The answer is the set of lines that include "icon", copied from the data below.

* * *

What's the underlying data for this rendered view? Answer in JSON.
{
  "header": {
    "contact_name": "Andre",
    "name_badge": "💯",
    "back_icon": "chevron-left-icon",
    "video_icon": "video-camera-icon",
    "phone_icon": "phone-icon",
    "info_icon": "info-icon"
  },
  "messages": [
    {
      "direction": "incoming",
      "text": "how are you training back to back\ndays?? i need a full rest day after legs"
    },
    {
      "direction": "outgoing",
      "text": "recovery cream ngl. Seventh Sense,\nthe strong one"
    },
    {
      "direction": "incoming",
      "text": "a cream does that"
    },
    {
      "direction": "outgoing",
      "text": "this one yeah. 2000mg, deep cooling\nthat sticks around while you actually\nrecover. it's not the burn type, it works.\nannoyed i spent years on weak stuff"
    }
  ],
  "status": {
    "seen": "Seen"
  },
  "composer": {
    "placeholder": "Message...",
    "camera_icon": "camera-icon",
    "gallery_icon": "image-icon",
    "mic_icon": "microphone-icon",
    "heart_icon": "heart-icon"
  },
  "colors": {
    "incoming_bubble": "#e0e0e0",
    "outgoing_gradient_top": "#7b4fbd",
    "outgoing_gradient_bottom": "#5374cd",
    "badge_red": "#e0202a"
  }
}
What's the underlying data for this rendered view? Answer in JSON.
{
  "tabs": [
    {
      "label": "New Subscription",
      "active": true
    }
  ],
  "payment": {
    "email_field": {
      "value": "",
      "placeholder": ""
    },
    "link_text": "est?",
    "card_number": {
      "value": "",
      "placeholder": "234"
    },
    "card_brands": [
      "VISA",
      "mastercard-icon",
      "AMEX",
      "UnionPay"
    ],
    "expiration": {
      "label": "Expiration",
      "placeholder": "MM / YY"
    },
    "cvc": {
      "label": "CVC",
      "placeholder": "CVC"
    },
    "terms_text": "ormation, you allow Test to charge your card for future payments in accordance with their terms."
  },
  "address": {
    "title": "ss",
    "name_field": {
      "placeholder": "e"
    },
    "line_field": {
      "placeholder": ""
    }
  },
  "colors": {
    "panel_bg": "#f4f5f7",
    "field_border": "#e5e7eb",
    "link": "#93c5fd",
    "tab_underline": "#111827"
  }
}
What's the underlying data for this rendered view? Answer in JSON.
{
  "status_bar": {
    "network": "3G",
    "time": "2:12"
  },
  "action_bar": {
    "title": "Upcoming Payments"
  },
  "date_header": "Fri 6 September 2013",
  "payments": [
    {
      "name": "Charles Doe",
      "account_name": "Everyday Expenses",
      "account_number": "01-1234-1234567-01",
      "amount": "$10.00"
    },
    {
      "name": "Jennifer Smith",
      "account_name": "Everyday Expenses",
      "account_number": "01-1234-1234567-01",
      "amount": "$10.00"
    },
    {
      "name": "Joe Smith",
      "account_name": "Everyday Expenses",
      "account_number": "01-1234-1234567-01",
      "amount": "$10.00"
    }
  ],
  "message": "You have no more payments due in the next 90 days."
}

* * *

### Answer space
    "back_icon": "chevron-left-icon",
    "video_icon": "video-camera-icon",
    "phone_icon": "phone-icon",
    "info_icon": "info-icon"
    "camera_icon": "camera-icon",
    "gallery_icon": "image-icon",
    "mic_icon": "microphone-icon",
    "heart_icon": "heart-icon"
      "mastercard-icon",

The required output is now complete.